Even now, the Trump administration’s poor planning and inconsistent communication fog the effort. In recent days, there have been reports that states aren’t receiving the vaccine allotments they’ve been promised. Gov. Kate Brown of Oregon tweeted that the leaders of Operation Warp Speed had directly confirmed to her that “states will not be receiving increased shipments of vaccines from the national stockpile next week, because there is no federal reserve of doses.” The mayor of Los Angeles, Eric Garcetti, said, “the national supply simply isn’t coming.” When I asked Zients whether the federal government had less vaccine supply than has been promised, he wasn’t able to give an answer. “We’ll conduct a full evaluation when we’re in our seats on supply, but it’s hard for me to say more than that right now, given the lack of information sharing from the Trump administration.”
The incoming administration is also free from the delusion that the vaccines will solve the coronavirus crisis on their own. Even on the most optimistic timetable, it will take until well into the summer for America to reach herd immunity. In the meantime, new variants of the virus that spread even faster are taking hold. Ron Klain, Biden’s choice for chief of staff, warned that the coronavirus death toll in America will pass 500,000 by the end of February. And it will not end there. That is why if you look at the incoming administration’s coronavirus rescue package, most of the money is dedicated to the policies that will let us survive this next year.
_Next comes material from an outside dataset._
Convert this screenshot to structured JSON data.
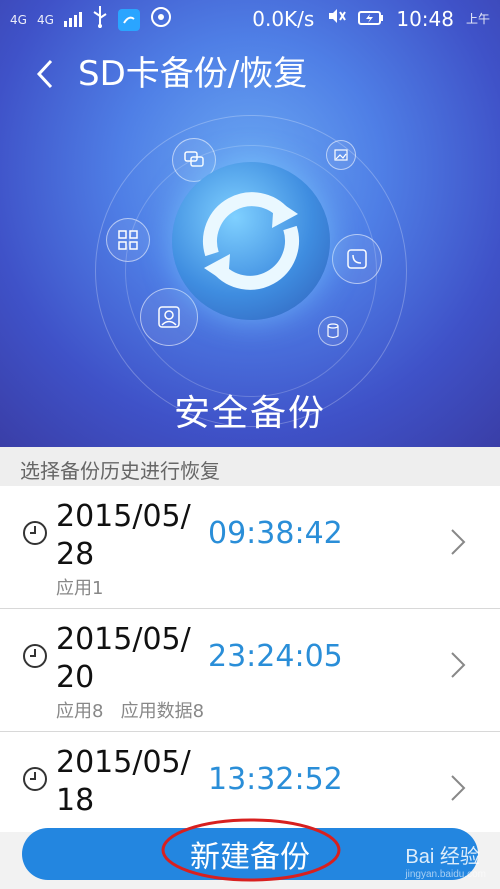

Of this, $20 billion is directed at the vaccination effort. Another $50 billion is dedicated to standing up the national testing infrastructure that we should’ve had long ago, with an emphasis on deploying rapid testing for asymptomatic individuals who work in high-risk settings and setting up genomic surveillance so we can see when and how the virus is mutating. Then there’s $130 billion intended to retrofit schools so they can operate safely, even with the virus in circulation.
A year into this crisis, America still hasn’t built a national contact tracing apparatus to track and suppress outbreaks: Biden’s plan calls for hiring more than 100,000 public health workers for national contact tracing, local vaccine outreach and more. Congregant settings, like nursing homes and prisons, have been the sites of particularly vicious outbreaks, and Biden wants to create specialized forces that can be rapidly deployed to such sites to save lives. The list goes on.
None of this — none of it — is interesting or surprising. It’s obvious, and it should’ve been done long ago. Back in May, I wrote that we were operating, in effect, without a president and without a national plan. It is January, and that remains true. But that will end on the day of Biden’s inauguration. And then the hard work can, finally, begin.